They’re served at most Japanese restaurants, in the pod, and available in the frozen section of local groceries. If you, like me, sometimes crave a salty snack, consider boiling up a batch of edamame pods in salted water. Before serving, toss with additional kosher or sea salt and have at it. They’ll stay fresh refrigerated for several days. Granted this not a dish for sodium-restricted diets, but it’s far better than a bag of chips, and shelling the peas from the pod keeps a girl from eating so fast. (With the following recipe, however, save yourself the time and buy them in your grocer’s frozen section, shelled.)
I tossed quinoa into the salad for good measure. Many consider quinoa to be a grain, but actually it’s a grain-like crop known for its edible seeds. And, like edamame, it’s a nutritional powerhouse. Whole-grain quinoa contains more protein than any grain, and the protein supplied includes all nine essential amino acids. OK, enough of the health jargon. Just leave it at this: this salad is as delicious as it is healthy.
I may decide to conclude my Mother’s Day meal with something decadent and rich, and readily admit to indulging my fondness for fat and fried foods with the best of them. Butter is not my enemy; it’s a close friend, that itty bitty bit working so hard to make a meal taste good. Who else is willing to work that hard to please?
I’ve exercised my entire life battling the aftermath of carbonaras and creamy clam chowders — so what if some of it shows? What’s more stunning than a Ruben’s Renaissance woman — meta-mother of the universe — with her fresh-milk complexion; a women who is brilliantly, beautifully plump, in a generous-spirited way. This Sunday, chocolate cake is on the house: Happy Mother’s Day!
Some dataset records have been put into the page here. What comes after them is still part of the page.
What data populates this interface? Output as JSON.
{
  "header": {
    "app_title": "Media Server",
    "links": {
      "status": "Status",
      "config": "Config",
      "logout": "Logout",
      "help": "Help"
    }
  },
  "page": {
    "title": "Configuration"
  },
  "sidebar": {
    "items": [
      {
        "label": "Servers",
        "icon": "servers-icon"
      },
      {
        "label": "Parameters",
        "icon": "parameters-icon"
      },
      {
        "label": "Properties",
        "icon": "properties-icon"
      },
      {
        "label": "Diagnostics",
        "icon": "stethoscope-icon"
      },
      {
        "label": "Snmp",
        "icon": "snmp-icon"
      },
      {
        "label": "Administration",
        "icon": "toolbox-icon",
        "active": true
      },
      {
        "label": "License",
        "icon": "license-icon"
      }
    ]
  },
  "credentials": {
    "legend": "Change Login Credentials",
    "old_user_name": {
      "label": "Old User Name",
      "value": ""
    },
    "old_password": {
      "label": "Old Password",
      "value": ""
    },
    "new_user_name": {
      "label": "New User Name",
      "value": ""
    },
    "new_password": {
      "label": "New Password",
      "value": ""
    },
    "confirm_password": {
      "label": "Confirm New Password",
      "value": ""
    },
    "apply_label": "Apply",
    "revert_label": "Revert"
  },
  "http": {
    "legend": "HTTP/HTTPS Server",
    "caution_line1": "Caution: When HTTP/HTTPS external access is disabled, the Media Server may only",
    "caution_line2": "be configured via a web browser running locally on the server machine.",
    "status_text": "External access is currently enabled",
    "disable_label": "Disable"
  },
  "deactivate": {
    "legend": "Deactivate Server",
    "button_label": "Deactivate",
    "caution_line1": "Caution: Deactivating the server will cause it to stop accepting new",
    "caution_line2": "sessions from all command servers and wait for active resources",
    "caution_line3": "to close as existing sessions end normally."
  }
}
Note: This salad may be made up to 8 hours, refrigerated, in advance, reserving greens to stir in at the last minute before serving.